, in reply, said, he could not understand why the right hon. Gentleman should have described their proposals as stereotyping present things, where they wished to change those things. He wished to give security of tenure to the tenant, and they had not got that. Now, the right hon. Gentleman stated that the Bill was a piece of pure, undiluted, unmitigated, Communism; but, in his opinion, it was a piece of pure, undiluted common sense, and strictly in accordance with the principles of political economy. If he had a million of money he would invest it in land in Ireland, and the tenants should keep their holdings under the principles of this Bill. He complained of the Members who simply came down to vote without hearing the debate. The Leaders of the Liberal Party came down to the House when some two penny-halfpenny Irish question was before them to pat the Irish Members on the back; but when such a question as this, of interest to the whole people of Ireland, was under discussion, they were conspicuous by their absence. When, in the course of time, these Liberal Leaders occupied the Government Bench, they would not find their seat so comfortable as they supposed. Irish Members had long memories. When a Liberal Government wanted them, they also would know how to remain away.

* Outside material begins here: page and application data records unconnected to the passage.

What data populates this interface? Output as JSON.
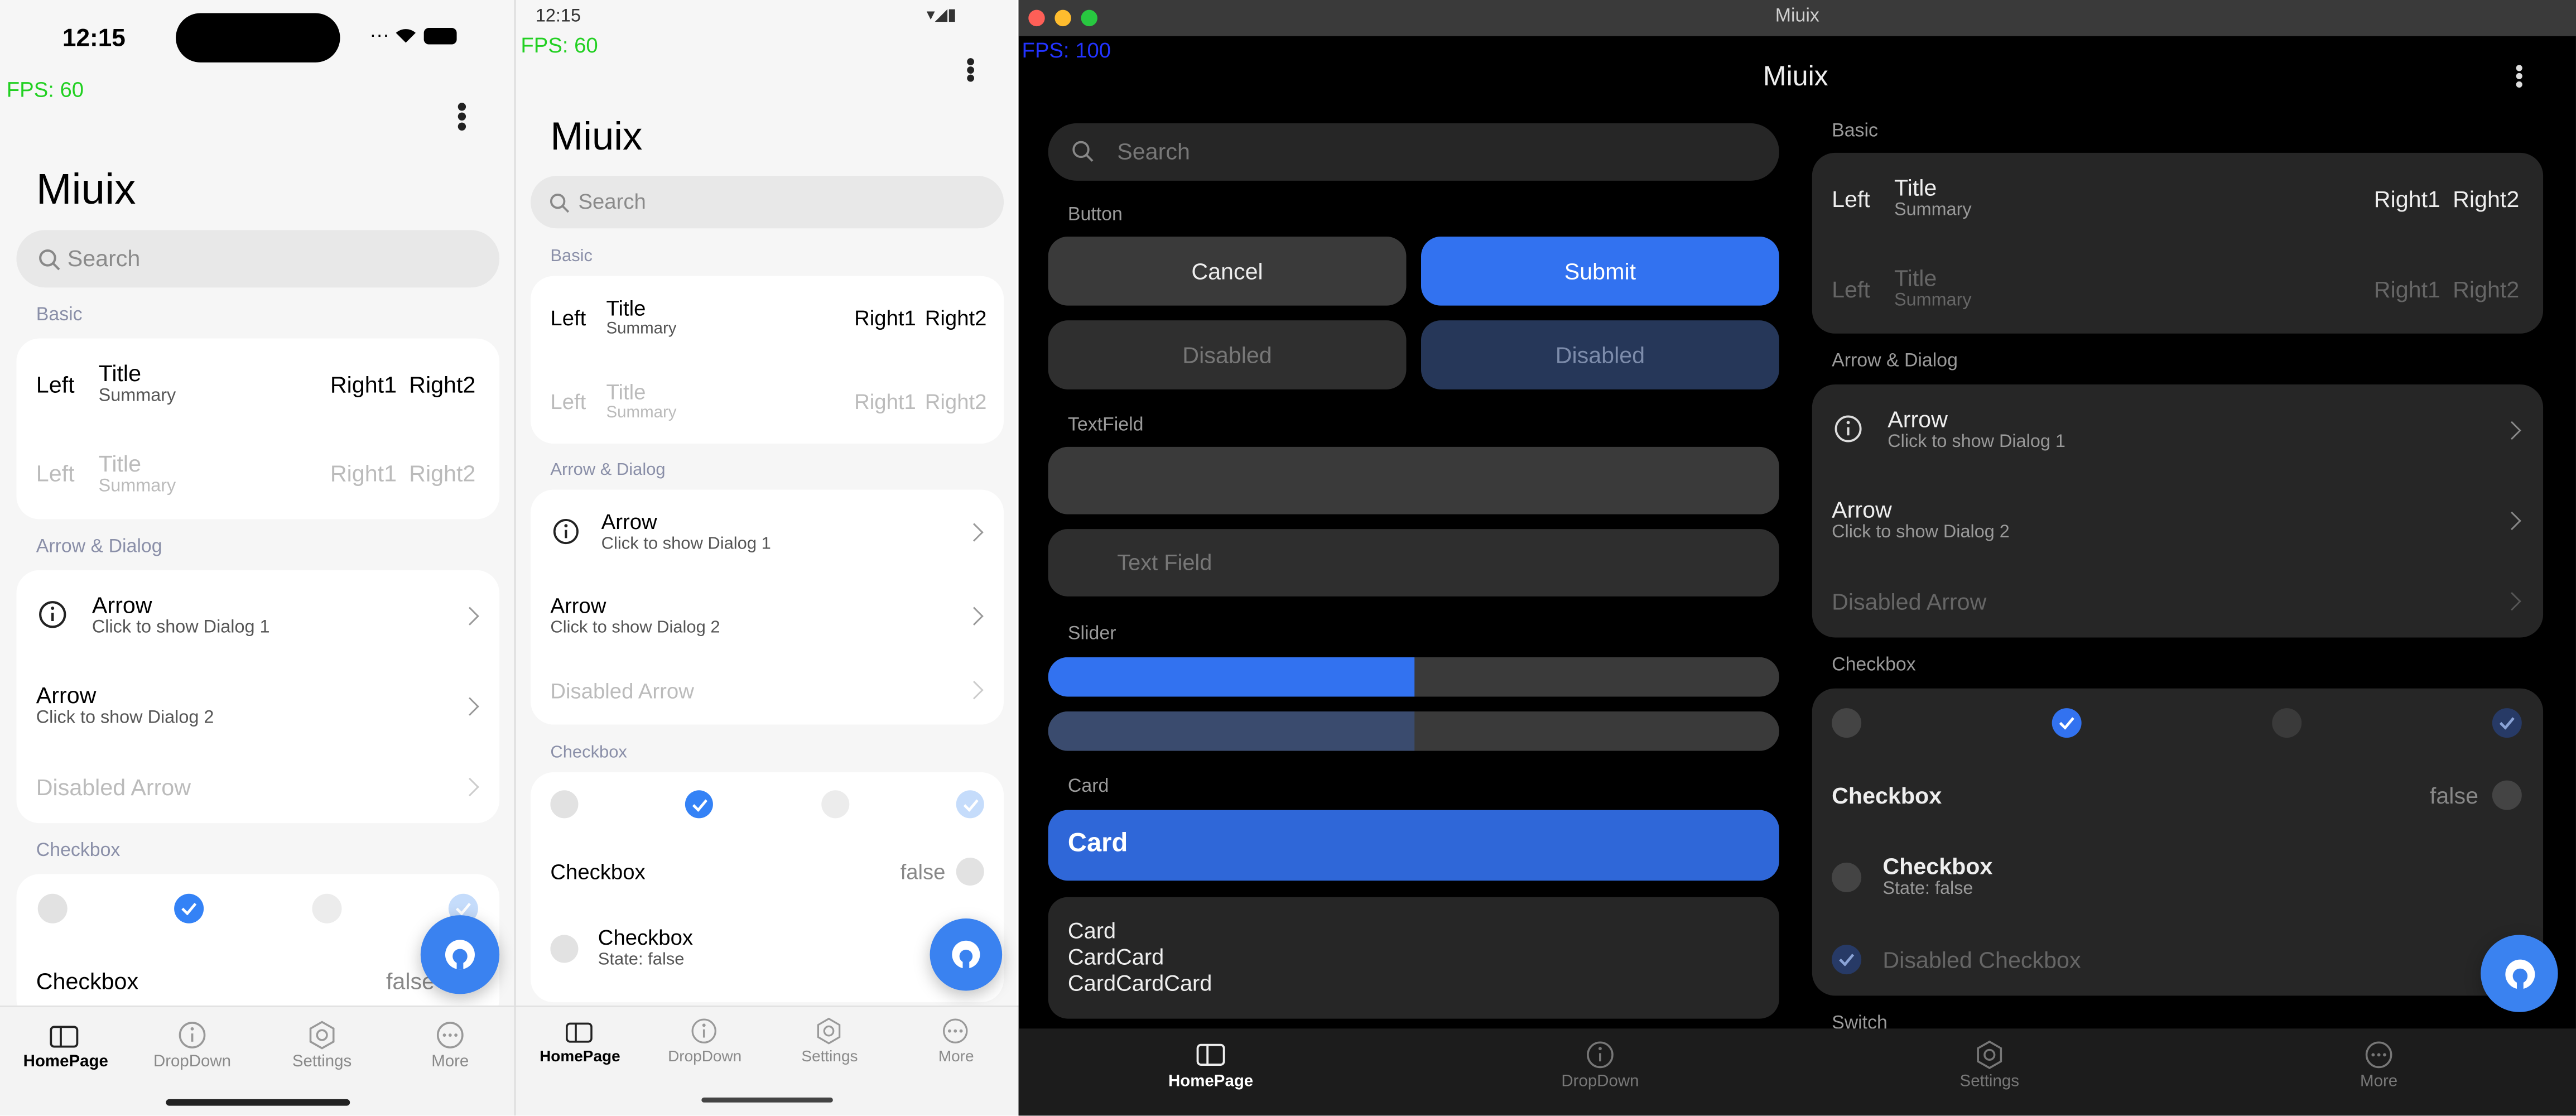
{
  "colors": {
    "accent": "#3482f6",
    "dark_accent": "#2f67d8",
    "fps_green": "#22d022",
    "fps_blue": "#2233ff"
  },
  "phone1": {
    "time": "12:15",
    "fps": "FPS: 60",
    "title": "Miuix",
    "search_placeholder": "Search",
    "basic_section": "Basic",
    "row1": {
      "left": "Left",
      "title": "Title",
      "summary": "Summary",
      "right1": "Right1",
      "right2": "Right2"
    },
    "row2": {
      "left": "Left",
      "title": "Title",
      "summary": "Summary",
      "right1": "Right1",
      "right2": "Right2"
    },
    "arrow_section": "Arrow & Dialog",
    "arrow1": {
      "title": "Arrow",
      "summary": "Click to show Dialog 1"
    },
    "arrow2": {
      "title": "Arrow",
      "summary": "Click to show Dialog 2"
    },
    "disabled_arrow": "Disabled Arrow",
    "checkbox_section": "Checkbox",
    "checkbox_row": {
      "label": "Checkbox",
      "value": "false"
    },
    "nav": [
      "HomePage",
      "DropDown",
      "Settings",
      "More"
    ]
  },
  "phone2": {
    "time": "12:15",
    "fps": "FPS: 60",
    "title": "Miuix",
    "search_placeholder": "Search",
    "basic_section": "Basic",
    "row1": {
      "left": "Left",
      "title": "Title",
      "summary": "Summary",
      "right1": "Right1",
      "right2": "Right2"
    },
    "row2": {
      "left": "Left",
      "title": "Title",
      "summary": "Summary",
      "right1": "Right1",
      "right2": "Right2"
    },
    "arrow_section": "Arrow & Dialog",
    "arrow1": {
      "title": "Arrow",
      "summary": "Click to show Dialog 1"
    },
    "arrow2": {
      "title": "Arrow",
      "summary": "Click to show Dialog 2"
    },
    "disabled_arrow": "Disabled Arrow",
    "checkbox_section": "Checkbox",
    "checkbox_row": {
      "label": "Checkbox",
      "value": "false"
    },
    "checkbox_state": {
      "title": "Checkbox",
      "summary": "State: false"
    },
    "nav": [
      "HomePage",
      "DropDown",
      "Settings",
      "More"
    ]
  },
  "desktop": {
    "window_title": "Miuix",
    "fps": "FPS: 100",
    "title": "Miuix",
    "search_placeholder": "Search",
    "button_section": "Button",
    "cancel": "Cancel",
    "submit": "Submit",
    "disabled1": "Disabled",
    "disabled2": "Disabled",
    "textfield_section": "TextField",
    "textfield_placeholder": "Text Field",
    "slider_section": "Slider",
    "slider1_value": 0.5,
    "slider2_value": 0.5,
    "card_section": "Card",
    "card_title": "Card",
    "card_lines": [
      "Card",
      "CardCard",
      "CardCardCard"
    ],
    "basic_section": "Basic",
    "row1": {
      "left": "Left",
      "title": "Title",
      "summary": "Summary",
      "right1": "Right1",
      "right2": "Right2"
    },
    "row2": {
      "left": "Left",
      "title": "Title",
      "summary": "Summary",
      "right1": "Right1",
      "right2": "Right2"
    },
    "arrow_section": "Arrow & Dialog",
    "arrow1": {
      "title": "Arrow",
      "summary": "Click to show Dialog 1"
    },
    "arrow2": {
      "title": "Arrow",
      "summary": "Click to show Dialog 2"
    },
    "disabled_arrow": "Disabled Arrow",
    "checkbox_section": "Checkbox",
    "checkbox_row": {
      "label": "Checkbox",
      "value": "false"
    },
    "checkbox_state": {
      "title": "Checkbox",
      "summary": "State: false"
    },
    "disabled_checkbox": "Disabled Checkbox",
    "switch_section": "Switch",
    "nav": [
      "HomePage",
      "DropDown",
      "Settings",
      "More"
    ]
  }
}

Question put.

The House divided:—Ayes 91; Noes 263: Majority 172.—(Div. List, No. 93.)

Words added.

Main Question, as amended, put, and agreed to.

Second Reading put off for six months.